As the last frosts begin to thaw out and the days start to get a little longer, we know that spring is on its way. For gardeners, it’s a time for clearing, pruning, planting and preparing. Not to mention getting to enjoy the first signs of life as small buds appear from forgotten bulbs in unexpected places. But as always, it’s good to have an idea of what needs doing when, so as to get the most from your garden. Here are a few simple pointers to help you get on track.
Once the ground starts to soften, you can start mulching beds and borders and remove any deadheads from other plants. Newly planted trees and shrubs will appreciate a top dressing of compost or manure, and weeds should be removed before they take hold.
Almost anything that survived the winter will need a little TLC to help bring it back into bloom so grab your secateurs and get pruning. Follow the ‘Three Ds’ by removing anything dead, diseased or damaged. It’s also a good idea to remove any crossing branches so they don’t cause damage by rubbing up against each other. Removing water sprouts (upward growing shoots on trunks or side branches) and suckers (vigorous shoots that develop near to or from below the ground) will minimise weak wood and provide more food and water for the main plant or tree.
Fruit trees such as apple and pear will need to be pruned into a goblet shape with an open centre, whilst any summer blooming plants and shrubs will need to be well pruned before they push out new growth.
Summer flowering plants such as gladioli and acidantheras should be planted around April along with evergreen coniferous trees and shrubs. If frost still seems likely then nets can be used to protect buds and flowers on top fruit and soft fruit trees, plants and bushes, which are vulnerable to harsher weather.
Early spring is a good time to sow hardy annuals that can tolerate light frosts, such as pot marigolds, annual chrysanthemum, baby’s breath and sunflowers. If you want to encourage wildlife into your garden then plant flowers with attractive seed-heads, such as Nigella and poppies, which also double up as a food source for birds. In later spring, when the threat of any more frost has passed, you can sow half-hardy annuals.
It is worth noting that annuals tend to prefer light soils that are not too fertile and will warm up earlier in the spring. That said, native cornfield annuals such as Corn Chamomile, Cornflower, Corn Marigold and Common Poppy do well in richer soil and provide a good alternative to wildflower meadows where the soil is too fertile. You can buy seed mixes of either (whichever best suits your soil) to create your very own meadow. Not only is it beautiful to look at but also great for bees and butterflies.
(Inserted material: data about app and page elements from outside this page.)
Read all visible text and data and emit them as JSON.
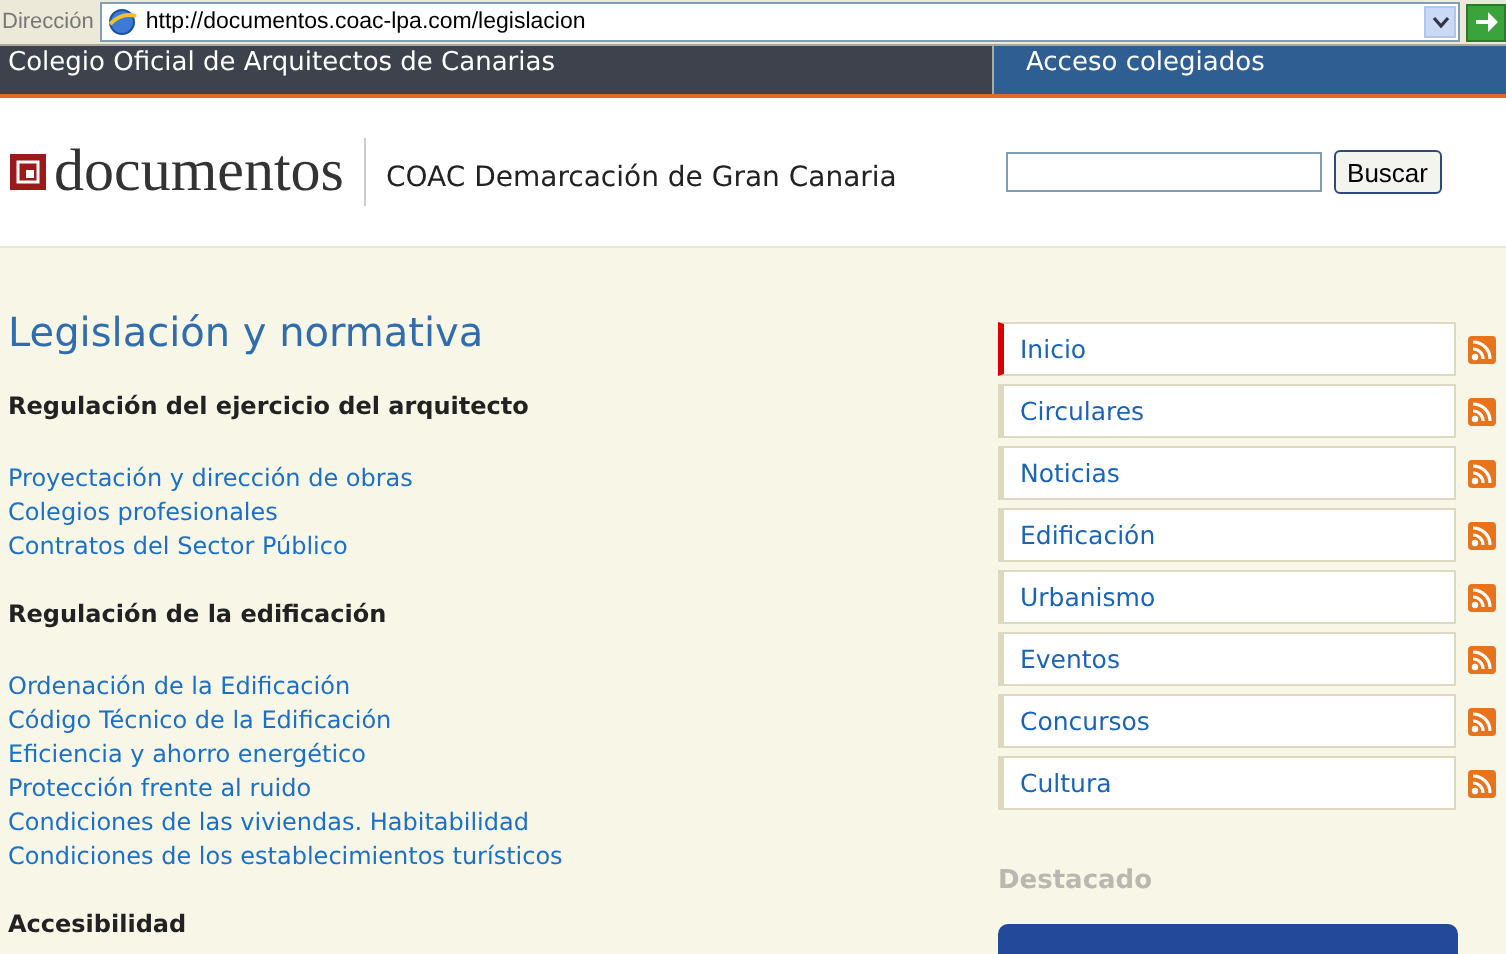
{
  "address_bar": {
    "label": "Dirección",
    "url": "http://documentos.coac-lpa.com/legislacion"
  },
  "top_bar": {
    "org": "Colegio Oficial de Arquitectos de Canarias",
    "login": "Acceso colegiados"
  },
  "header": {
    "logo": "documentos",
    "subtitle": "COAC Demarcación de Gran Canaria",
    "search_button": "Buscar"
  },
  "main": {
    "title": "Legislación y normativa",
    "items": [
      {
        "kind": "heading",
        "text": "Regulación del ejercicio del arquitecto"
      },
      {
        "kind": "link",
        "text": "Proyectación y dirección de obras"
      },
      {
        "kind": "link",
        "text": "Colegios profesionales"
      },
      {
        "kind": "link",
        "text": "Contratos del Sector Público"
      },
      {
        "kind": "heading",
        "text": "Regulación de la edificación"
      },
      {
        "kind": "link",
        "text": "Ordenación de la Edificación"
      },
      {
        "kind": "link",
        "text": "Código Técnico de la Edificación"
      },
      {
        "kind": "link",
        "text": "Eficiencia y ahorro energético"
      },
      {
        "kind": "link",
        "text": "Protección frente al ruido"
      },
      {
        "kind": "link",
        "text": "Condiciones de las viviendas. Habitabilidad"
      },
      {
        "kind": "link",
        "text": "Condiciones de los establecimientos turísticos"
      },
      {
        "kind": "heading",
        "text": "Accesibilidad"
      }
    ]
  },
  "sidebar": {
    "items": [
      {
        "label": "Inicio",
        "selected": true
      },
      {
        "label": "Circulares",
        "selected": false
      },
      {
        "label": "Noticias",
        "selected": false
      },
      {
        "label": "Edificación",
        "selected": false
      },
      {
        "label": "Urbanismo",
        "selected": false
      },
      {
        "label": "Eventos",
        "selected": false
      },
      {
        "label": "Concursos",
        "selected": false
      },
      {
        "label": "Cultura",
        "selected": false
      }
    ],
    "featured_heading": "Destacado"
  }
}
When it comes to growing your own edibles, there is plenty of spring veg to choose from too. Now is a good time to sow your lettuce, radish, peas, beans and carrots. If you have a greenhouse then consider sowing some outdoor tomatoes and courgettes, or hold off a little longer until the weather warms up and plant them straight into your veg plot.